_Work instruction:_
Look through the data below and, wherever a line carries the word "察看结果树", please copy that line.

_Records provided:_
◆ ◆ ◆ ◆ ◆

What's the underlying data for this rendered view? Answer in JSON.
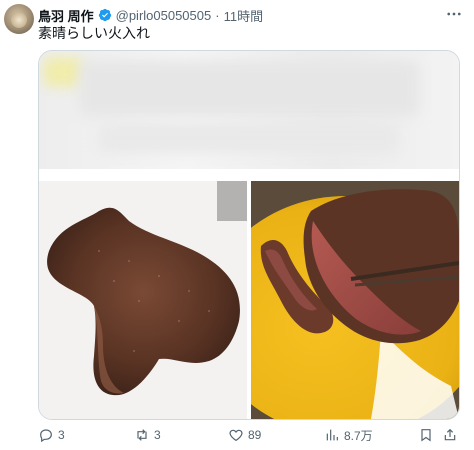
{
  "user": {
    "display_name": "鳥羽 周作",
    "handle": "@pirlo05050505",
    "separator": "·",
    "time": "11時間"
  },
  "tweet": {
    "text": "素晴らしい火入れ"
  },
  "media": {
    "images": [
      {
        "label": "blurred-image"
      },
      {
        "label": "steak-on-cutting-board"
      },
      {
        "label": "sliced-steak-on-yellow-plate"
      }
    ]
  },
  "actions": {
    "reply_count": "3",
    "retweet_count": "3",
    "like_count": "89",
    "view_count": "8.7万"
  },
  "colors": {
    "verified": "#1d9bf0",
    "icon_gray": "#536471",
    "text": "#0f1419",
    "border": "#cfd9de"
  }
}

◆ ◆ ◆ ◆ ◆

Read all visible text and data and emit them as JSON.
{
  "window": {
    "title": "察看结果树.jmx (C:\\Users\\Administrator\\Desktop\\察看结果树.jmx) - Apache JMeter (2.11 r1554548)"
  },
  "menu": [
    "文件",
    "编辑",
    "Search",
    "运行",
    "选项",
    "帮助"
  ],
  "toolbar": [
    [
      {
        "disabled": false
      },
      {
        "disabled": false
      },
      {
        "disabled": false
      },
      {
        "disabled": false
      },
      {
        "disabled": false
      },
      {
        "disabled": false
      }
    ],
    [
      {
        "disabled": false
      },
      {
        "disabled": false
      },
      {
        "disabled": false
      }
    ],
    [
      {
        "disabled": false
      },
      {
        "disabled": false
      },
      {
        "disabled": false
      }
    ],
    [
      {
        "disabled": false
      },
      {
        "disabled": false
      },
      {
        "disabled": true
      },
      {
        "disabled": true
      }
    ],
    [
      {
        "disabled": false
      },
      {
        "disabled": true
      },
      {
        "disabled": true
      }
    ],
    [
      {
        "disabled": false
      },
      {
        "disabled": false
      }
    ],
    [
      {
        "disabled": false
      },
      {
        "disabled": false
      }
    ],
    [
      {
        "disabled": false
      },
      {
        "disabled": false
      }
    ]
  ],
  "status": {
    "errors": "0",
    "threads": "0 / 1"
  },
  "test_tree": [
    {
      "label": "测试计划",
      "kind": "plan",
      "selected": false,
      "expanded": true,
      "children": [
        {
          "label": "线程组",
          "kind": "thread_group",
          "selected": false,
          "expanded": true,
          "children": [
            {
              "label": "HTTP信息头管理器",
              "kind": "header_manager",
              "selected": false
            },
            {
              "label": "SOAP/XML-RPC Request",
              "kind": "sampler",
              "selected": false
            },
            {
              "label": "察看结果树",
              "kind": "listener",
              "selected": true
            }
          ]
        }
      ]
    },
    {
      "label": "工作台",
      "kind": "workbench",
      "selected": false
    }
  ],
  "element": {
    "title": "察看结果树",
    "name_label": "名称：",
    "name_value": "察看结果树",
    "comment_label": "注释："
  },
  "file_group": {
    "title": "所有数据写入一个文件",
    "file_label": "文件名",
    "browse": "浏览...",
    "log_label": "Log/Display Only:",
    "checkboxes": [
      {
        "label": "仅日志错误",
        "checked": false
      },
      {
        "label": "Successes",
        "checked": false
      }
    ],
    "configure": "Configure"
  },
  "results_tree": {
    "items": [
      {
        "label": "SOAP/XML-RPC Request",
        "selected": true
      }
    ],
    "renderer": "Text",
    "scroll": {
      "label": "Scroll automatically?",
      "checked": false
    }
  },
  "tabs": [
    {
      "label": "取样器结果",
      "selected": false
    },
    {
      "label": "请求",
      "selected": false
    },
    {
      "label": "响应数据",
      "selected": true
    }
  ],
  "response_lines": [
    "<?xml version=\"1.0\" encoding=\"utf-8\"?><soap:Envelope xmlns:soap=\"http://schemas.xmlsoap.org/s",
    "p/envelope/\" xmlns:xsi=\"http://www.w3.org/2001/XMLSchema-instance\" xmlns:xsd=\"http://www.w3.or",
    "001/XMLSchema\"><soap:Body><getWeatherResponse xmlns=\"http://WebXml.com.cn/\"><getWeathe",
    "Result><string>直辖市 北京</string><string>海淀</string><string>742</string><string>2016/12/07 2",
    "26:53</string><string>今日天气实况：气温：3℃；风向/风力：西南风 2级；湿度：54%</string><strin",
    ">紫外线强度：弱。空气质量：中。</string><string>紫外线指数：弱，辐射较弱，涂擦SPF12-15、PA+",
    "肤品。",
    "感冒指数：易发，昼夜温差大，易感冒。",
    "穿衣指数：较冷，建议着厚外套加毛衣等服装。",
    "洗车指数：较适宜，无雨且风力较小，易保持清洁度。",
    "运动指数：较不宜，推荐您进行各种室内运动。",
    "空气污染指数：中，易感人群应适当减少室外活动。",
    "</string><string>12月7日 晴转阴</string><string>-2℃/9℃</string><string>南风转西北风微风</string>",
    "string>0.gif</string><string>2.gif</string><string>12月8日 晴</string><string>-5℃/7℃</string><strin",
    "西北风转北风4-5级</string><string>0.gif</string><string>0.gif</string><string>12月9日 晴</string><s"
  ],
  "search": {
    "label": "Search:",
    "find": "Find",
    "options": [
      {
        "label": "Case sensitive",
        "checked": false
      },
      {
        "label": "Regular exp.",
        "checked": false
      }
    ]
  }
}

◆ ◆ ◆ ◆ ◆

_Answer space:_
    "title": "察看结果树.jmx (C:\\Users\\Administrator\\Desktop\\察看结果树.jmx) - Apache JMeter (2.11 r1554548)"
              "label": "察看结果树",
    "title": "察看结果树",
    "name_value": "察看结果树",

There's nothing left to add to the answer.